After the Oct. 26 firing of Jian Ghomeshi and the now-infamous Facebook post detailing the CBC broadcaster's sex life that got everyone talking, comedian Gerry Dee made his own Ghomeshi-inspired social media confession.

“Before this gets out there, I want everyone to hear this from me first. My wife and I have sex once a month. Just her and I. Missionary,” Dee said on Facebook, prompting more than 200 comments from his amused fans.

It's this kind of reality-inspired joke that's defined Dee's career.

“I think the best jokes are where you're saying what everyone's thinking, and no one has the guts to say it,” said the comedian, in a recent phone interview with NorthernLife.ca to promote his Nov. 15 Sudbury show.

“It's when you can come out and be honest, and other people are like 'Oh my God, I can't believe you just said that.' Joan Rivers was the best at that. Maybe she took it too far sometimes.”

Dee — otherwise known as Gerard Francis Donoghue — is the star of his own CBC television sitcom, "Mr. D," about a hapless physical education teacher.

Formerly a physical education teacher at the private Toronto high school De La Salle College, the 45-year-old father of three comes by the material for his show honestly.

“I had many times where kids made me laugh by the things they did,” Dee said, adding that many of the characters on his show are amalgams of people he knew in real life.

“The secretary at our school was very in charge of a lot of things, as they are in most schools, which is what you get with Trudy, played by Bette MacDonald,” he said.

The fourth season of Mr. D, which starts Jan. 20, is going to be “our best season yet,” Dee said.

“It's really strong,” he said. “We have a couple great new characters, and a lot of stories that people will enjoy. Even if they've never seen it. I think it's a season that you can just jump in and enjoy.”

Dee said he got into comedy about 15 years ago, slowly building up his skills. He didn't quit his job as a teacher — a role he said he loved — until 2003, when he decided to step his comedy career up a notch.

“As much as people think we are overnight successes and stuff, this is not an overnight success,” he said. “This is years of trying to hone my craft and pitch shows and get recognized.”

Dee said he still thinks of his TV show as a “pinch-me moment” that he tries not to take for granted, because he knows it will end one day.

“It's identical with parenting — I try to do the same thing,” he said. “People say enjoy it, because they grow up so fast.”

Dee's Sudbury show — Gerry Dee: The Real Mr. D — starts at 7:30 p.m. Nov. 15 at Laurentian University's Fraser Auditorium.

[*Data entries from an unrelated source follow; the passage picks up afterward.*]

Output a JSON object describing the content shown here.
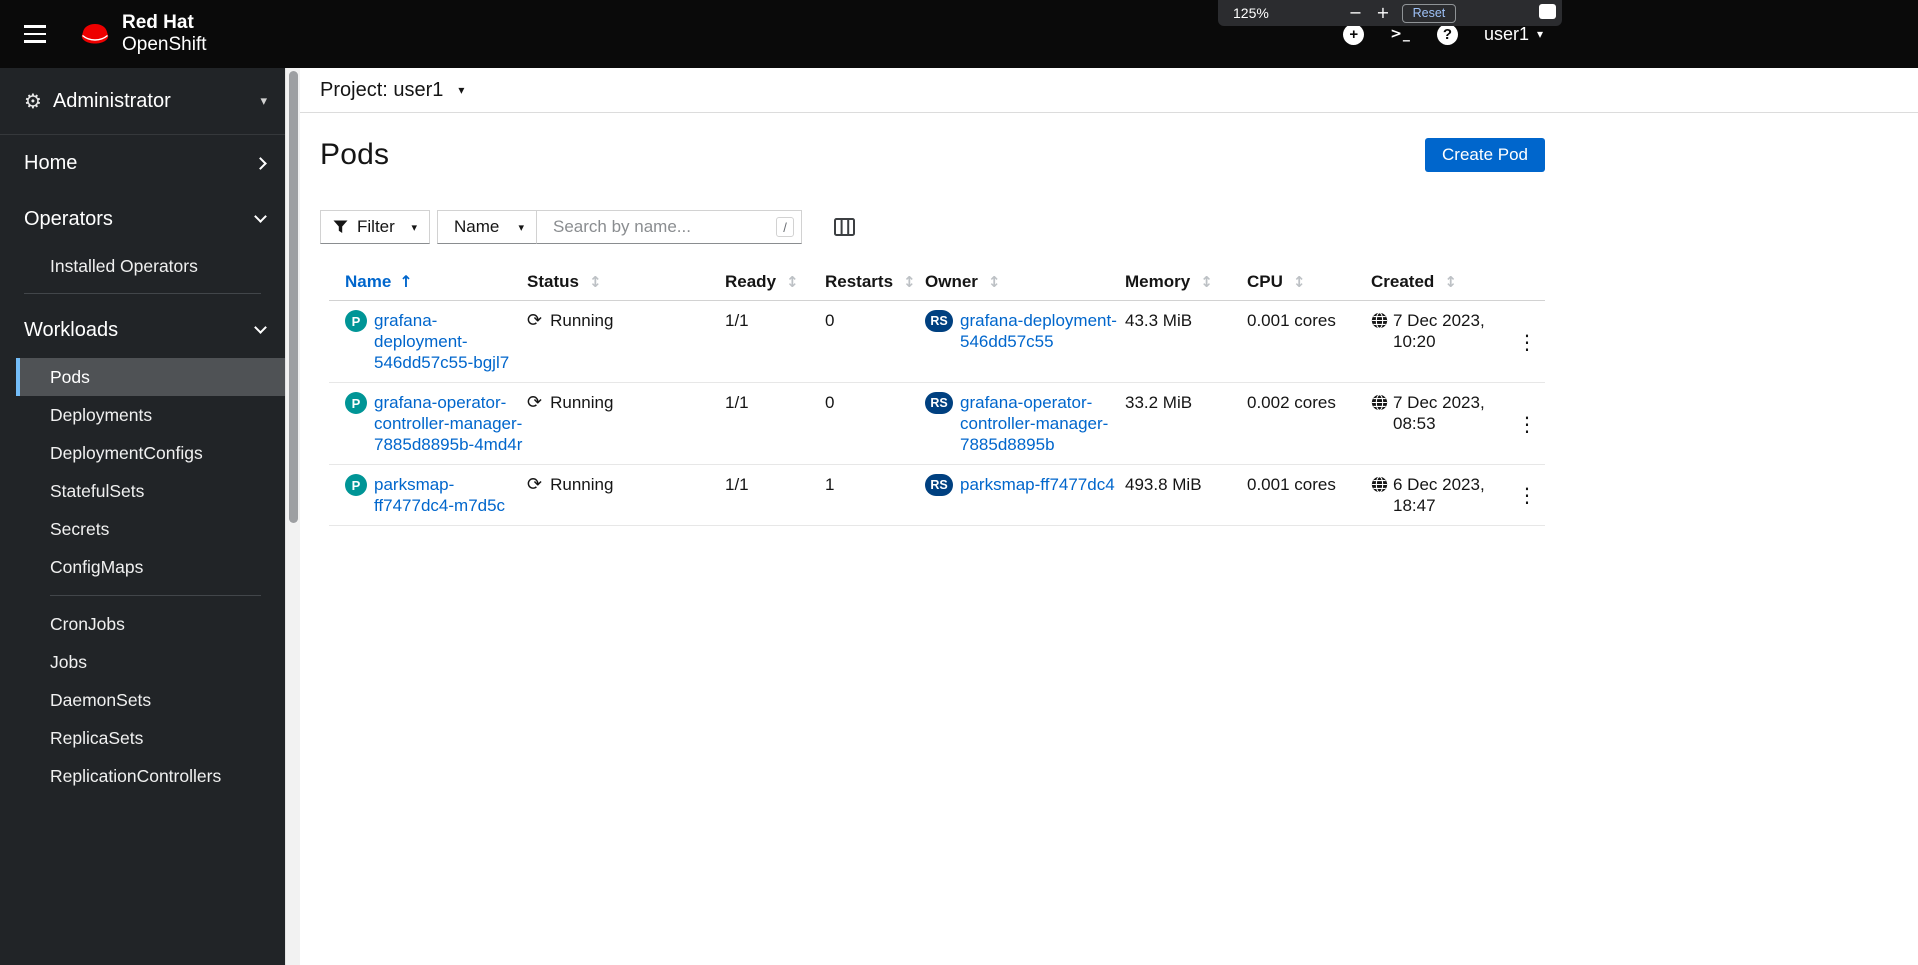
{
  "masthead": {
    "brand_line1": "Red Hat",
    "brand_line2": "OpenShift",
    "user_label": "user1"
  },
  "zoom_popup": {
    "level": "125%",
    "minus": "−",
    "plus": "+",
    "reset": "Reset"
  },
  "sidebar": {
    "perspective": "Administrator",
    "home": "Home",
    "operators": "Operators",
    "installed_operators": "Installed Operators",
    "workloads": "Workloads",
    "workload_items": [
      "Pods",
      "Deployments",
      "DeploymentConfigs",
      "StatefulSets",
      "Secrets",
      "ConfigMaps",
      "CronJobs",
      "Jobs",
      "DaemonSets",
      "ReplicaSets",
      "ReplicationControllers"
    ]
  },
  "project_bar": {
    "label": "Project:",
    "value": "user1"
  },
  "page": {
    "title": "Pods",
    "create_button": "Create Pod"
  },
  "toolbar": {
    "filter_label": "Filter",
    "attribute_selected": "Name",
    "search_placeholder": "Search by name...",
    "shortcut": "/"
  },
  "table": {
    "columns": {
      "name": "Name",
      "status": "Status",
      "ready": "Ready",
      "restarts": "Restarts",
      "owner": "Owner",
      "memory": "Memory",
      "cpu": "CPU",
      "created": "Created"
    },
    "rows": [
      {
        "badge": "P",
        "name": "grafana-deployment-546dd57c55-bgjl7",
        "status": "Running",
        "ready": "1/1",
        "restarts": "0",
        "owner_badge": "RS",
        "owner": "grafana-deployment-546dd57c55",
        "memory": "43.3 MiB",
        "cpu": "0.001 cores",
        "created_date": "7 Dec 2023,",
        "created_time": "10:20"
      },
      {
        "badge": "P",
        "name": "grafana-operator-controller-manager-7885d8895b-4md4r",
        "status": "Running",
        "ready": "1/1",
        "restarts": "0",
        "owner_badge": "RS",
        "owner": "grafana-operator-controller-manager-7885d8895b",
        "memory": "33.2 MiB",
        "cpu": "0.002 cores",
        "created_date": "7 Dec 2023,",
        "created_time": "08:53"
      },
      {
        "badge": "P",
        "name": "parksmap-ff7477dc4-m7d5c",
        "status": "Running",
        "ready": "1/1",
        "restarts": "1",
        "owner_badge": "RS",
        "owner": "parksmap-ff7477dc4",
        "memory": "493.8 MiB",
        "cpu": "0.001 cores",
        "created_date": "6 Dec 2023,",
        "created_time": "18:47"
      }
    ]
  },
  "icons": {
    "gear": "⚙",
    "caret_down": "▾",
    "sort": "↕",
    "sort_asc": "↑",
    "sync": "⟳",
    "kebab": "⋮",
    "plus": "+",
    "help": "?",
    "terminal": ">_"
  },
  "colors": {
    "primary": "#0066cc",
    "pod_badge": "#009596",
    "replicaset_badge": "#004080",
    "nav_active_indicator": "#73bcf7",
    "masthead_bg": "#0a0a0a",
    "sidebar_bg": "#212427",
    "brand_red": "#ee0000"
  }
}
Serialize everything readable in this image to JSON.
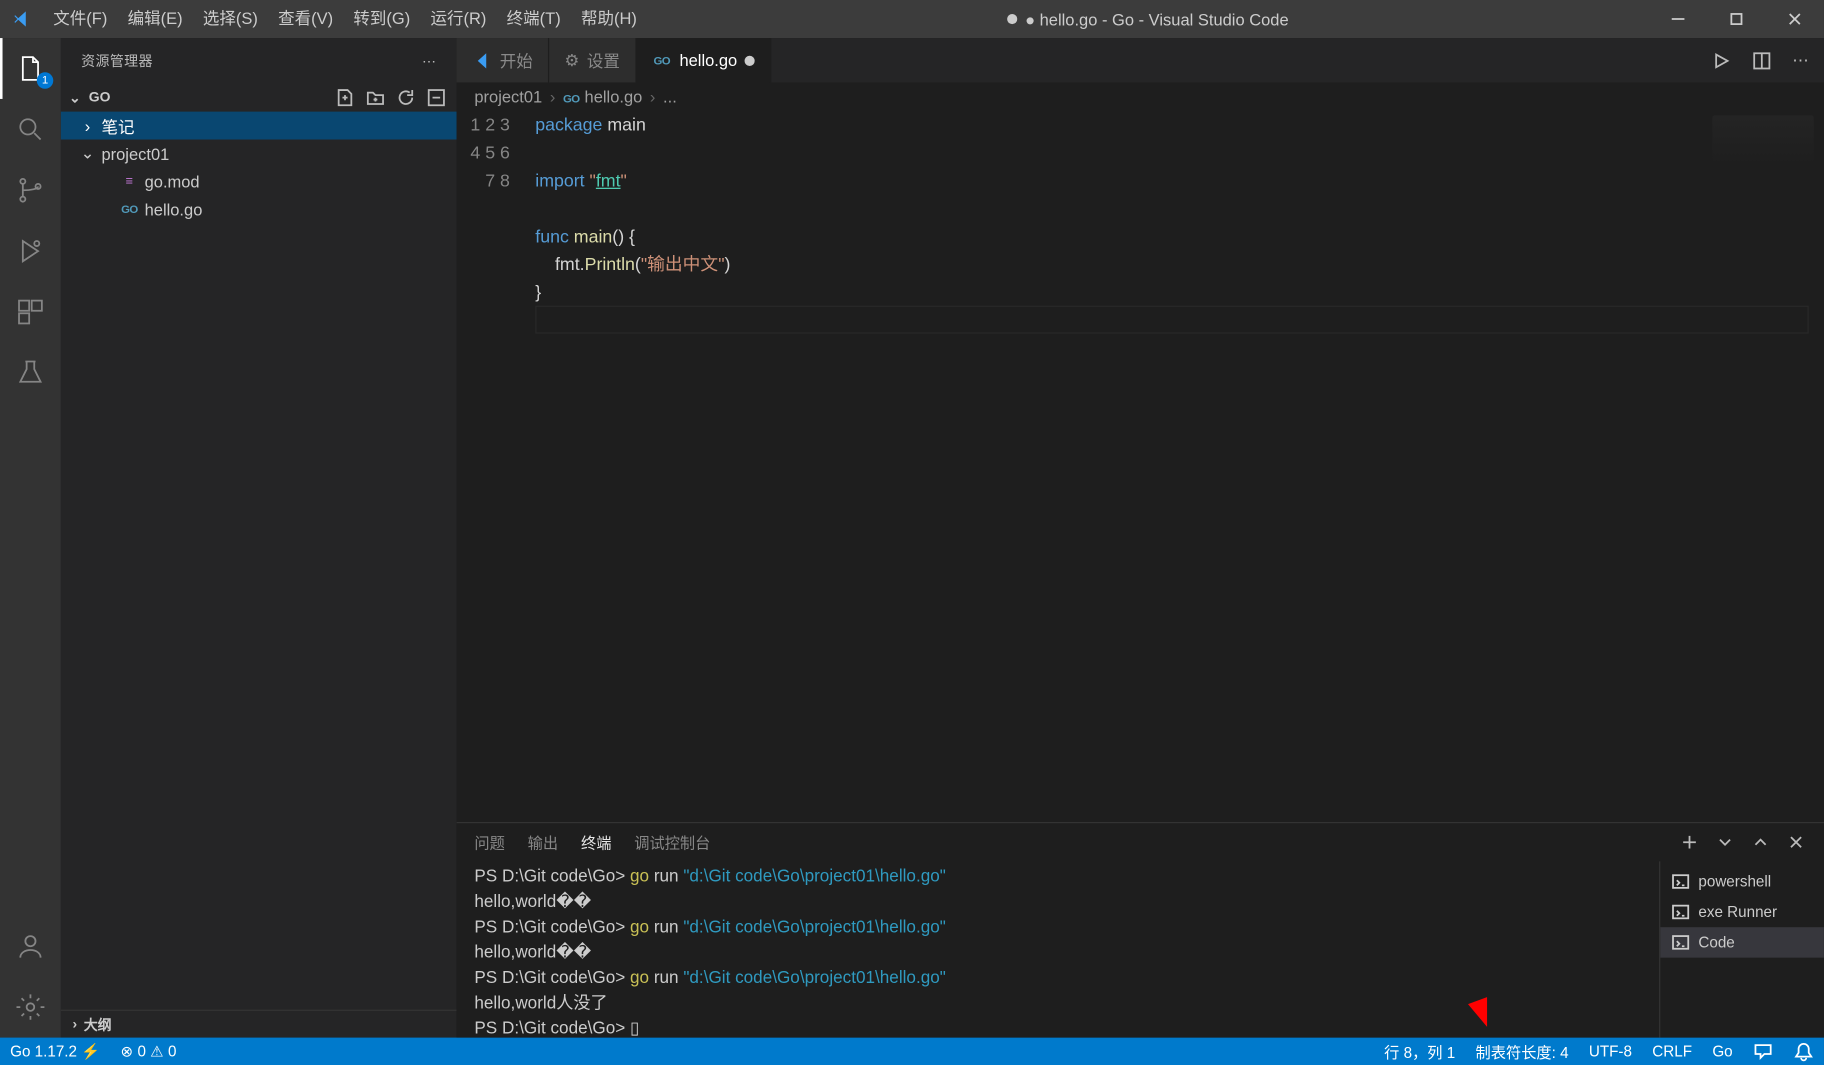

The comedian said his material is appropriate for teenagers and up.

Tickets, which cost $59 each, are available through the Sudbury Theatre Centre box office. Visit www.sudburytheatre.ca or phone 705-674-8381.